Required action: If a line below contains the string "slug", copy it out.
=== Begin Enclosure ===
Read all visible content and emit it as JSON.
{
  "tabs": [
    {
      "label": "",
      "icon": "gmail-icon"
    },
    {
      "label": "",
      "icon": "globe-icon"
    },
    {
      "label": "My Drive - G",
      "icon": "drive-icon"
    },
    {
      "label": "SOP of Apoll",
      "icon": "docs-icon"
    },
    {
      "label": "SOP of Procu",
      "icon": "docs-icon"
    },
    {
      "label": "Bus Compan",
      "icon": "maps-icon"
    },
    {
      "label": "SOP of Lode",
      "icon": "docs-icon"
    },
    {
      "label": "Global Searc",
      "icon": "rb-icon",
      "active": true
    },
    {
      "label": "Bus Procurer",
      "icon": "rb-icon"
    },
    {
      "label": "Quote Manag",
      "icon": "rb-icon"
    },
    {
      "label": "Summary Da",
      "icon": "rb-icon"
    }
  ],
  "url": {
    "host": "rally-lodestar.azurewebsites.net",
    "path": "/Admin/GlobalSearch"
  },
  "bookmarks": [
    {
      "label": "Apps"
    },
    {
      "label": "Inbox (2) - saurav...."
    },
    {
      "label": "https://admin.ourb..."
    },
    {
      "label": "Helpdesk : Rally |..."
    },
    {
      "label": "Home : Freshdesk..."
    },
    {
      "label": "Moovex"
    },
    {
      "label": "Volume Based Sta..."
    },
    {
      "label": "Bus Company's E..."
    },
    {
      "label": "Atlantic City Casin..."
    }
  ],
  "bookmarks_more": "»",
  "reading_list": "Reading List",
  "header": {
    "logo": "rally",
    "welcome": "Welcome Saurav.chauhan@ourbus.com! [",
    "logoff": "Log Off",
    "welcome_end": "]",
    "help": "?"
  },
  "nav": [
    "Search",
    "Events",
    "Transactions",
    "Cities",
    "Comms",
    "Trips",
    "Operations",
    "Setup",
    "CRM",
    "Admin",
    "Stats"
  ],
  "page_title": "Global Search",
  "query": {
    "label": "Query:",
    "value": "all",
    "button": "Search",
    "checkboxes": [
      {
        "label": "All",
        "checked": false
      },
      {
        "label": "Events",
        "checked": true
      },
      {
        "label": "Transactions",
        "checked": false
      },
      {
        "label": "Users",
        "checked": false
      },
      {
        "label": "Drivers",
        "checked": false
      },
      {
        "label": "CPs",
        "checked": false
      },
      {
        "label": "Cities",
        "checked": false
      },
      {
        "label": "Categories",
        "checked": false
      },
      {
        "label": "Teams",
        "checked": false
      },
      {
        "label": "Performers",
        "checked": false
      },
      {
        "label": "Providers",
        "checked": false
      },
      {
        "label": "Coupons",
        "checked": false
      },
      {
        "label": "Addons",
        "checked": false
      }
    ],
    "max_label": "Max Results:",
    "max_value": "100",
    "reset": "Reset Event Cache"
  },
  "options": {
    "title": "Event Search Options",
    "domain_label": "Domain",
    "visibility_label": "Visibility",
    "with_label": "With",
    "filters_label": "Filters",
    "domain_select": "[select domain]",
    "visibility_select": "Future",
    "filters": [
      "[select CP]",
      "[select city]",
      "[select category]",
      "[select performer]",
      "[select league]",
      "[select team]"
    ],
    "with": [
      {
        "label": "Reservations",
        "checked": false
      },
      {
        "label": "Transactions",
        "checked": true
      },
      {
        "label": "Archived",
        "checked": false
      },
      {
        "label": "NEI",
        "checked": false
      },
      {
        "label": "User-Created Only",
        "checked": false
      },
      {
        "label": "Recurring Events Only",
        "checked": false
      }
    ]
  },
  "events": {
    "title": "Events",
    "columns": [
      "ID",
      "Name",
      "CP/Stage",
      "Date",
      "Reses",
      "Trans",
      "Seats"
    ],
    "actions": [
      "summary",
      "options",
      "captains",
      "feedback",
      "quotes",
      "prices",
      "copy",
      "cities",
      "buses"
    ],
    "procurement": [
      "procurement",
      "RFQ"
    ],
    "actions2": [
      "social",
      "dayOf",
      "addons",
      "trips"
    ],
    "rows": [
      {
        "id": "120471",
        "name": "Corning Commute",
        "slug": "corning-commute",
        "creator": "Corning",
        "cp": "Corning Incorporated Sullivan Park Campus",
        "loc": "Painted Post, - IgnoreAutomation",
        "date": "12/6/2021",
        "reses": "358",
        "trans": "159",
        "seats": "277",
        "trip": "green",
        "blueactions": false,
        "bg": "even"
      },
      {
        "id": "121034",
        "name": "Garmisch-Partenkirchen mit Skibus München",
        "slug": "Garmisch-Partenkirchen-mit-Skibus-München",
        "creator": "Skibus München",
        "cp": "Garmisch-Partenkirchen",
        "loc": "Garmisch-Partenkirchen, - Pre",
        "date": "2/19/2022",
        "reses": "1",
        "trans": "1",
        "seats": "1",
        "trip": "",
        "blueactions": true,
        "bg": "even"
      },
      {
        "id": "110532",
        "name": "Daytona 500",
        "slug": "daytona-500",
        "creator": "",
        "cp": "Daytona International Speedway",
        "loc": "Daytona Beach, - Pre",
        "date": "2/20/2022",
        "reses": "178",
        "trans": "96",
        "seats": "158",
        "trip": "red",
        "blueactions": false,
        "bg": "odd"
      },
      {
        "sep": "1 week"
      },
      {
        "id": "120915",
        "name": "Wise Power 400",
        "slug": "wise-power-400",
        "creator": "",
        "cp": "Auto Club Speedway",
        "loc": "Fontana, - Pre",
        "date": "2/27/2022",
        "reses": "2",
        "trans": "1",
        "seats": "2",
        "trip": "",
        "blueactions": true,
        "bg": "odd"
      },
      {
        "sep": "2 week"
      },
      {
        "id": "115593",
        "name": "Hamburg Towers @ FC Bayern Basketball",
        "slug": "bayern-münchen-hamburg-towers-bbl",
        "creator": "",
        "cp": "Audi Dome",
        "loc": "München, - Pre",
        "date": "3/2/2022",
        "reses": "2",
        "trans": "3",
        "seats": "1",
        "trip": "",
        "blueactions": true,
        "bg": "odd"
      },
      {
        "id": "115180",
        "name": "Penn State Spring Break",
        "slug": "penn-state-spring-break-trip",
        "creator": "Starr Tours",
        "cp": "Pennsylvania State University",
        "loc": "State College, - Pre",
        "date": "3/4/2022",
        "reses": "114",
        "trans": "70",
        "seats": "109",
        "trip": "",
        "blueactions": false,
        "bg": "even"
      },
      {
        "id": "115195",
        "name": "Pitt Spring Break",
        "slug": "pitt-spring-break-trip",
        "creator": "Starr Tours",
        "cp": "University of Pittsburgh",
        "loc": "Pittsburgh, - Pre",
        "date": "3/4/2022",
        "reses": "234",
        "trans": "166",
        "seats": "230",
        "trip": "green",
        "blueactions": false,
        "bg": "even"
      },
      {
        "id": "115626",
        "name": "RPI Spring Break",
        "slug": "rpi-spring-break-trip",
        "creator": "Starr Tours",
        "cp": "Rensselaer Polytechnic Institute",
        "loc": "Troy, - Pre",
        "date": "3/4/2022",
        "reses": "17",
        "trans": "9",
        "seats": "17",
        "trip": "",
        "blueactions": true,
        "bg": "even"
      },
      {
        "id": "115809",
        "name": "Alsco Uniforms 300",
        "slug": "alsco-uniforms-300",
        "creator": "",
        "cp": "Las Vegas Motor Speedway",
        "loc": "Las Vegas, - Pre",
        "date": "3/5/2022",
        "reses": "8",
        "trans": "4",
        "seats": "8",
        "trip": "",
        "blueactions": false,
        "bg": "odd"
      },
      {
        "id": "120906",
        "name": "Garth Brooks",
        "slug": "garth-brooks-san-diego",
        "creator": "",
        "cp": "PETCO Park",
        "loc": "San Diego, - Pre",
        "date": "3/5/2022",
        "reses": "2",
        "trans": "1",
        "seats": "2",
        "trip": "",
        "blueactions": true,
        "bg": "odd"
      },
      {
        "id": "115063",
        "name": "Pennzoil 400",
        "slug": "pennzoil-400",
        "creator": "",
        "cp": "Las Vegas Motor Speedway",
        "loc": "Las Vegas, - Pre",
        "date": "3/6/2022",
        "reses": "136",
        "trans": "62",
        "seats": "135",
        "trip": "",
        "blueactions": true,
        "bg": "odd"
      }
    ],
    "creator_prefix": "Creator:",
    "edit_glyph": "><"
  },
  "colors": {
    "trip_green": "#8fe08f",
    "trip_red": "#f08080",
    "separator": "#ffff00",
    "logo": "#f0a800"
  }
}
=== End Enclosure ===
Written response:
        "slug": "corning-commute",
        "slug": "Garmisch-Partenkirchen-mit-Skibus-München",
        "slug": "daytona-500",
        "slug": "wise-power-400",
        "slug": "bayern-münchen-hamburg-towers-bbl",
        "slug": "penn-state-spring-break-trip",
        "slug": "pitt-spring-break-trip",
        "slug": "rpi-spring-break-trip",
        "slug": "alsco-uniforms-300",
        "slug": "garth-brooks-san-diego",
        "slug": "pennzoil-400",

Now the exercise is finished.